You will see a physiotherapist before discharge to be instructed on simple exercises to carry out in the short term. This usually involves simple pendulum exercises out of the polysling and light stretches, often with assistance (e.g. your other arm or your physiotherapist) and you will be instructed on axillary hygeine. You should aim to exercise the shoulder 3-4 times a day; although the shoulder will be sore to start, there should be no lasting pain or pain that is not alleviated by the analgesia prescribed to take home. Sleeping with a pillow under the shoulder is recommended. It will be painful to sleep on the side of the operated arm for weeks.

Restrictions of movement: no heavy lifting (>5kg) for 3 months.

You will be prescribed analgesia to take home and Mr Patel strongly advocates its use to keep pain to a minimum; it should be noted that pain is more difficult to control if allowed to establish itself. Mr Patel recommends the regular application of ice as an adjunct to relieve pain and swelling in the acute post-operative period.

You will see Mr Patel two weeks after surgery for a wound check (and stitch removal) and a physiotherapy program will ensue thereafter which is paramount to the success of the operation. You are likely to have been seeing a physiotherapist before the operation and Mr Patel will liaise with him/her in detail to advise on the post-operative exercise program. For these procedures, Mr Patel recommends return to work (sedentary) when you feel able; for manual work this may be 3-6 months. Driving and swimming breastroke can resume after 2-3 weeks for AC joint excision and after 6-8 weeks for AC joint stabilisation. Return to freestyle swimming, overhead athletic activity and contact sport is recommended at 3-4 months for both procedures, but is often guided by the strength of the individual.

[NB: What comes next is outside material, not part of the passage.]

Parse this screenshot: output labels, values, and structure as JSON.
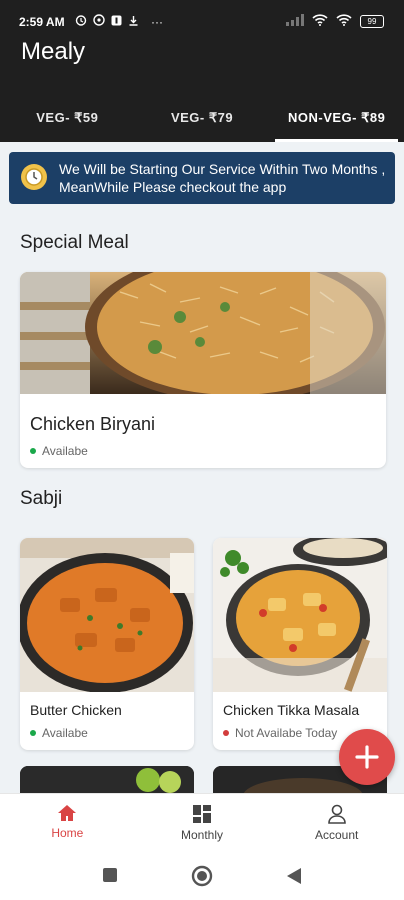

What are the potential complications?

All surgery carries a risk. Specific risks to arthroscopic AC joint excision are:

Infection – this can be either superficial (portals) or within the joint. You will be given antibiotics to reduce this risk.

Stiffness – It is very important that some mobility of the shoulder is maintained after surgery. The physiotherapist will advise on simple exercises that can be carried out at home. Mr Patel also recommends that you take regular analgesia and use ice (see Surgery FAQs) to help minimise post-operative discomfort and facilitate early movements.

Bleeding – this may require a return to the operating room for removal of blood clots and to stop the bleeding

Neurological – patients often describe a patch of numbness or a heavy feeling around the shoulder in the early post-operative phase. This is commonly swelling related and resolves as swelling reduces and full shoulder mobility is recovered.

Residual symptoms – unfortunately, no guarantees can be offered regarding curing your symptoms, despite the surgeon’s best efforts. In this case, further management and treatment options will be discussed with you.

For open AC joint stabilisation, additional risks are:

Device failure – rarely, the AC Graftrope used for reconstruction can fail (break) or the screw can migrate or cut out of the bone. In this circumstance, further surgery is required